Tuesday, February 19, 2008


Rollins College president, Lewis Duncan, in a recent memo to the faculty, used the phrase “the growing educational needs of our students.”

That got me wondering if indeed Rollins students are needier now than in years and decades past, or if there’s simply more now that they need or lack or want which college should provide.

Perhaps the ever-growing cost of college reflects our greater efforts to address these new deficiencies or necessities.

Is it that students now come to college less studious and well prepared and therefore must be remediated intensively so as to graduate with properly elevated skills and college-level knowledge?

Or is it that the world of learning has expanded so rapidly that more academic material must be packed into denser curricula, or that success in post-collegiate life now demands comprehension of more data and disciplines?

Perhaps, more generally, it’s that we now recognize that college has a broader mission to effect in the lives of students than we have formerly assumed.
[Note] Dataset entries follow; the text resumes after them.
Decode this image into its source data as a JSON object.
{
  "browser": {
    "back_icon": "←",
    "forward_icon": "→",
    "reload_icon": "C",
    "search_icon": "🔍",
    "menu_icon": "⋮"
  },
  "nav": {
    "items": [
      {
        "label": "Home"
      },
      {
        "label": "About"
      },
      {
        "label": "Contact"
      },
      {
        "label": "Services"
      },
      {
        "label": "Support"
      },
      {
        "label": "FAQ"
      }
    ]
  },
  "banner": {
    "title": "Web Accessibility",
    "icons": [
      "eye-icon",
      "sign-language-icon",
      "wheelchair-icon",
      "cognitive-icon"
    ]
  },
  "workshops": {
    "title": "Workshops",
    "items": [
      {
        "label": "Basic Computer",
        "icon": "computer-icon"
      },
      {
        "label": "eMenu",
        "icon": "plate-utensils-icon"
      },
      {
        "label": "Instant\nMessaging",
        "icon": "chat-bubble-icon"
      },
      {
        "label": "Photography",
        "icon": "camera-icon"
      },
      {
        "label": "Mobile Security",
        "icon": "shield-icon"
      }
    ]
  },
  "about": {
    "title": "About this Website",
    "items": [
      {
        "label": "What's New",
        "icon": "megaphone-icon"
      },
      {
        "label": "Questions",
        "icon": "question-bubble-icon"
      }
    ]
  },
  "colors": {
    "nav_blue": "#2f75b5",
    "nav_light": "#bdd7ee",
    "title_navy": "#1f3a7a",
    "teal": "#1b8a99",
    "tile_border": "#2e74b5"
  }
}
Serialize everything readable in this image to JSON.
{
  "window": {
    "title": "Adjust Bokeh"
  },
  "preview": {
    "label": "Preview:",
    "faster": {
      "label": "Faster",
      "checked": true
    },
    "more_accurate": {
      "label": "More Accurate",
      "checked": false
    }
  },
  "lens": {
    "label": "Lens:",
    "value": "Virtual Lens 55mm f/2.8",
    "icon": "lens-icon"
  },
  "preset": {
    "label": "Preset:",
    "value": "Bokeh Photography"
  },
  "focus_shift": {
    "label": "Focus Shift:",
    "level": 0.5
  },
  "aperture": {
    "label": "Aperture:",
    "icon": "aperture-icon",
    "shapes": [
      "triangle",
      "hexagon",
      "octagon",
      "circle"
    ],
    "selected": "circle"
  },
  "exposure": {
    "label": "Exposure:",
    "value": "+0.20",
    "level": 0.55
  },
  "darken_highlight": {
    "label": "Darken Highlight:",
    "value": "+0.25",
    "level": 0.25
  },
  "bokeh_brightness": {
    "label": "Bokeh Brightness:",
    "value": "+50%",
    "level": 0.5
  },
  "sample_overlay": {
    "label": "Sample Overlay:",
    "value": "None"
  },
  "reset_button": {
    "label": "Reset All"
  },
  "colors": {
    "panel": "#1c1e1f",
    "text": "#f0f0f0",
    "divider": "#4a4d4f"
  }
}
Once there were just two defined categories of collegiate activities: the curricular and the extracurricular. There were academic programs and there were recreational programs in athletics, arts, and leisure pursuits.

Nowadays, a third activity category has developed: the “co-curricular,” which intends generally to address the development of students’ moral and civic character, preparing them to be “responsible leaders” and “global citizens,” particularly through engagement in “service learning” programs and volunteer involvements in off-campus communities and causes.

In this regard, Rollins has recently garnered an award for being a top “engaged college.”

But is there even more neediness in our students still to be addressed, and properly the mission of higher education?

What comes most immediately to my mind is the idea of wisdom, defined (by philosopher Nicholas Maxwell) as “the realization of what is of value, to ourselves and others.”

It may even be said that the highest aim of life and higher education is the attainment of wisdom. In fact, a recent distinguished visiting scholar at Rollins, Copthorne Macdonald, claimed just that in his lecture to the college.

Even though old age is no guarantee of growing wise, our inquiry into what is truly valuable ought to begin in college, if not sooner, for it is the growing need of all of us in this increasingly perilous world to wise up.